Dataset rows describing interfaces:
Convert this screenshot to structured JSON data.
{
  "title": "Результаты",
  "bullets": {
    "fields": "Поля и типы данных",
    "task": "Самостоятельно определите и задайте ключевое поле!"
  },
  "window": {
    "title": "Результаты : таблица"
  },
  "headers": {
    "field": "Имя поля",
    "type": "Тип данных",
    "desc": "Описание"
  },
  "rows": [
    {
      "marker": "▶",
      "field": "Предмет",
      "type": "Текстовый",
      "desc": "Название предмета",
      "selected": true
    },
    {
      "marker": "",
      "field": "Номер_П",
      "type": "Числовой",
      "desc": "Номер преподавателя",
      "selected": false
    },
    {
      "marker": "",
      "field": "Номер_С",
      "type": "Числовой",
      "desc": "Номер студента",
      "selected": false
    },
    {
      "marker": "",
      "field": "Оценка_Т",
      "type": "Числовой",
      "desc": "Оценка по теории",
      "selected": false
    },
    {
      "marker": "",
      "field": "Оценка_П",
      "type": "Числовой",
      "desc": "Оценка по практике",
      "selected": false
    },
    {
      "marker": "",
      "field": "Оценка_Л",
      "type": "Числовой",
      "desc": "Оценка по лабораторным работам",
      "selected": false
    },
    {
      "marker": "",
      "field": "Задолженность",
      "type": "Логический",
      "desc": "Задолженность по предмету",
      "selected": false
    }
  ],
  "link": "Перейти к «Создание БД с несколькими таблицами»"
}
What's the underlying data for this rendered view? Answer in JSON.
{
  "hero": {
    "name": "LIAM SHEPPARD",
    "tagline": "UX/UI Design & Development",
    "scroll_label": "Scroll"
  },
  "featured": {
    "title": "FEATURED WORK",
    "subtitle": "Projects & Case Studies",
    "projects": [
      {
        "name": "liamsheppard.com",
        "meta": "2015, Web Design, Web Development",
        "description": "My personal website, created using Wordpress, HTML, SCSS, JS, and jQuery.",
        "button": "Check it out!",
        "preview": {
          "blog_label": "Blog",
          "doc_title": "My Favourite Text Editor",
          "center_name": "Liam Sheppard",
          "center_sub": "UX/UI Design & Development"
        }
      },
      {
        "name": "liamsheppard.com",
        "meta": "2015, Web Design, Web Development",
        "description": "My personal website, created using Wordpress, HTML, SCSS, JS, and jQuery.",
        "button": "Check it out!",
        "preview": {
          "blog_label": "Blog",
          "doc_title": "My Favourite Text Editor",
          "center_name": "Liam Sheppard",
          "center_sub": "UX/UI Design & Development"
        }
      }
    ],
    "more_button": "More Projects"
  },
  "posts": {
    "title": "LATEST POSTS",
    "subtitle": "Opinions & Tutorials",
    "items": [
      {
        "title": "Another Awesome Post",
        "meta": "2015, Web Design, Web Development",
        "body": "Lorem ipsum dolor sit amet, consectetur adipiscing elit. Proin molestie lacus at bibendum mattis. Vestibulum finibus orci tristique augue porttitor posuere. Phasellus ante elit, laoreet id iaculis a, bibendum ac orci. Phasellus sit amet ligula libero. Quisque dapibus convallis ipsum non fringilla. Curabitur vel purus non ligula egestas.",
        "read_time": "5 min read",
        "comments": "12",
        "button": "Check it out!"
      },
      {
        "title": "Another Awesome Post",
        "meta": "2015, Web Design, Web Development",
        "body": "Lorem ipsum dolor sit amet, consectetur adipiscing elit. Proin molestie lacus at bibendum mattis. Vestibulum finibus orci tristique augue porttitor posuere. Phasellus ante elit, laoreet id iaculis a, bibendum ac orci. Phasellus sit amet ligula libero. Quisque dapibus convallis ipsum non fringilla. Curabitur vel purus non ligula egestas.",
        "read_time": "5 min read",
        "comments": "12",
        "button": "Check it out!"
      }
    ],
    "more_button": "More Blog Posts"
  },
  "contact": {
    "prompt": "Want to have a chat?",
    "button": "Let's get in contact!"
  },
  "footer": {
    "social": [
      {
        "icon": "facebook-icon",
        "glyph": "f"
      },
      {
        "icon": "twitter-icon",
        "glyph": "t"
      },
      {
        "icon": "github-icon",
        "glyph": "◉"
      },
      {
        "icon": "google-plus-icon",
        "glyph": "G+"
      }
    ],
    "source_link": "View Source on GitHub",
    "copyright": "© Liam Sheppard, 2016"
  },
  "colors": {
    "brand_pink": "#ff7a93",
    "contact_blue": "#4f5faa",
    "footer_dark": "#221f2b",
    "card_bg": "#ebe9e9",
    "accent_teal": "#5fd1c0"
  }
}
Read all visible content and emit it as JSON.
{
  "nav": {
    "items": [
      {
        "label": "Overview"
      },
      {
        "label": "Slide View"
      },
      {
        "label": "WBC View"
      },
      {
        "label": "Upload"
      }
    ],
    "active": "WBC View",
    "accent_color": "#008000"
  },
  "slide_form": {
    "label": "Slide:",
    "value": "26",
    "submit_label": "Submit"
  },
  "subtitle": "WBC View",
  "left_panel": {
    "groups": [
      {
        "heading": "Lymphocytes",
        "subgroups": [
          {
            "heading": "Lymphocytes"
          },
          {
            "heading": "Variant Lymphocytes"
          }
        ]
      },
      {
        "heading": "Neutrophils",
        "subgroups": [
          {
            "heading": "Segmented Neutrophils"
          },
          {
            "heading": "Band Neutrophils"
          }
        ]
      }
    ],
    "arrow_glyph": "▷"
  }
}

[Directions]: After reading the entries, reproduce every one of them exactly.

[Task result]:
Convert this screenshot to structured JSON data.
{
  "title": "Результаты",
  "bullets": {
    "fields": "Поля и типы данных",
    "task": "Самостоятельно определите и задайте ключевое поле!"
  },
  "window": {
    "title": "Результаты : таблица"
  },
  "headers": {
    "field": "Имя поля",
    "type": "Тип данных",
    "desc": "Описание"
  },
  "rows": [
    {
      "marker": "▶",
      "field": "Предмет",
      "type": "Текстовый",
      "desc": "Название предмета",
      "selected": true
    },
    {
      "marker": "",
      "field": "Номер_П",
      "type": "Числовой",
      "desc": "Номер преподавателя",
      "selected": false
    },
    {
      "marker": "",
      "field": "Номер_С",
      "type": "Числовой",
      "desc": "Номер студента",
      "selected": false
    },
    {
      "marker": "",
      "field": "Оценка_Т",
      "type": "Числовой",
      "desc": "Оценка по теории",
      "selected": false
    },
    {
      "marker": "",
      "field": "Оценка_П",
      "type": "Числовой",
      "desc": "Оценка по практике",
      "selected": false
    },
    {
      "marker": "",
      "field": "Оценка_Л",
      "type": "Числовой",
      "desc": "Оценка по лабораторным работам",
      "selected": false
    },
    {
      "marker": "",
      "field": "Задолженность",
      "type": "Логический",
      "desc": "Задолженность по предмету",
      "selected": false
    }
  ],
  "link": "Перейти к «Создание БД с несколькими таблицами»"
}
What's the underlying data for this rendered view? Answer in JSON.
{
  "hero": {
    "name": "LIAM SHEPPARD",
    "tagline": "UX/UI Design & Development",
    "scroll_label": "Scroll"
  },
  "featured": {
    "title": "FEATURED WORK",
    "subtitle": "Projects & Case Studies",
    "projects": [
      {
        "name": "liamsheppard.com",
        "meta": "2015, Web Design, Web Development",
        "description": "My personal website, created using Wordpress, HTML, SCSS, JS, and jQuery.",
        "button": "Check it out!",
        "preview": {
          "blog_label": "Blog",
          "doc_title": "My Favourite Text Editor",
          "center_name": "Liam Sheppard",
          "center_sub": "UX/UI Design & Development"
        }
      },
      {
        "name": "liamsheppard.com",
        "meta": "2015, Web Design, Web Development",
        "description": "My personal website, created using Wordpress, HTML, SCSS, JS, and jQuery.",
        "button": "Check it out!",
        "preview": {
          "blog_label": "Blog",
          "doc_title": "My Favourite Text Editor",
          "center_name": "Liam Sheppard",
          "center_sub": "UX/UI Design & Development"
        }
      }
    ],
    "more_button": "More Projects"
  },
  "posts": {
    "title": "LATEST POSTS",
    "subtitle": "Opinions & Tutorials",
    "items": [
      {
        "title": "Another Awesome Post",
        "meta": "2015, Web Design, Web Development",
        "body": "Lorem ipsum dolor sit amet, consectetur adipiscing elit. Proin molestie lacus at bibendum mattis. Vestibulum finibus orci tristique augue porttitor posuere. Phasellus ante elit, laoreet id iaculis a, bibendum ac orci. Phasellus sit amet ligula libero. Quisque dapibus convallis ipsum non fringilla. Curabitur vel purus non ligula egestas.",
        "read_time": "5 min read",
        "comments": "12",
        "button": "Check it out!"
      },
      {
        "title": "Another Awesome Post",
        "meta": "2015, Web Design, Web Development",
        "body": "Lorem ipsum dolor sit amet, consectetur adipiscing elit. Proin molestie lacus at bibendum mattis. Vestibulum finibus orci tristique augue porttitor posuere. Phasellus ante elit, laoreet id iaculis a, bibendum ac orci. Phasellus sit amet ligula libero. Quisque dapibus convallis ipsum non fringilla. Curabitur vel purus non ligula egestas.",
        "read_time": "5 min read",
        "comments": "12",
        "button": "Check it out!"
      }
    ],
    "more_button": "More Blog Posts"
  },
  "contact": {
    "prompt": "Want to have a chat?",
    "button": "Let's get in contact!"
  },
  "footer": {
    "social": [
      {
        "icon": "facebook-icon",
        "glyph": "f"
      },
      {
        "icon": "twitter-icon",
        "glyph": "t"
      },
      {
        "icon": "github-icon",
        "glyph": "◉"
      },
      {
        "icon": "google-plus-icon",
        "glyph": "G+"
      }
    ],
    "source_link": "View Source on GitHub",
    "copyright": "© Liam Sheppard, 2016"
  },
  "colors": {
    "brand_pink": "#ff7a93",
    "contact_blue": "#4f5faa",
    "footer_dark": "#221f2b",
    "card_bg": "#ebe9e9",
    "accent_teal": "#5fd1c0"
  }
}
Read all visible content and emit it as JSON.
{
  "nav": {
    "items": [
      {
        "label": "Overview"
      },
      {
        "label": "Slide View"
      },
      {
        "label": "WBC View"
      },
      {
        "label": "Upload"
      }
    ],
    "active": "WBC View",
    "accent_color": "#008000"
  },
  "slide_form": {
    "label": "Slide:",
    "value": "26",
    "submit_label": "Submit"
  },
  "subtitle": "WBC View",
  "left_panel": {
    "groups": [
      {
        "heading": "Lymphocytes",
        "subgroups": [
          {
            "heading": "Lymphocytes"
          },
          {
            "heading": "Variant Lymphocytes"
          }
        ]
      },
      {
        "heading": "Neutrophils",
        "subgroups": [
          {
            "heading": "Segmented Neutrophils"
          },
          {
            "heading": "Band Neutrophils"
          }
        ]
      }
    ],
    "arrow_glyph": "▷"
  }
}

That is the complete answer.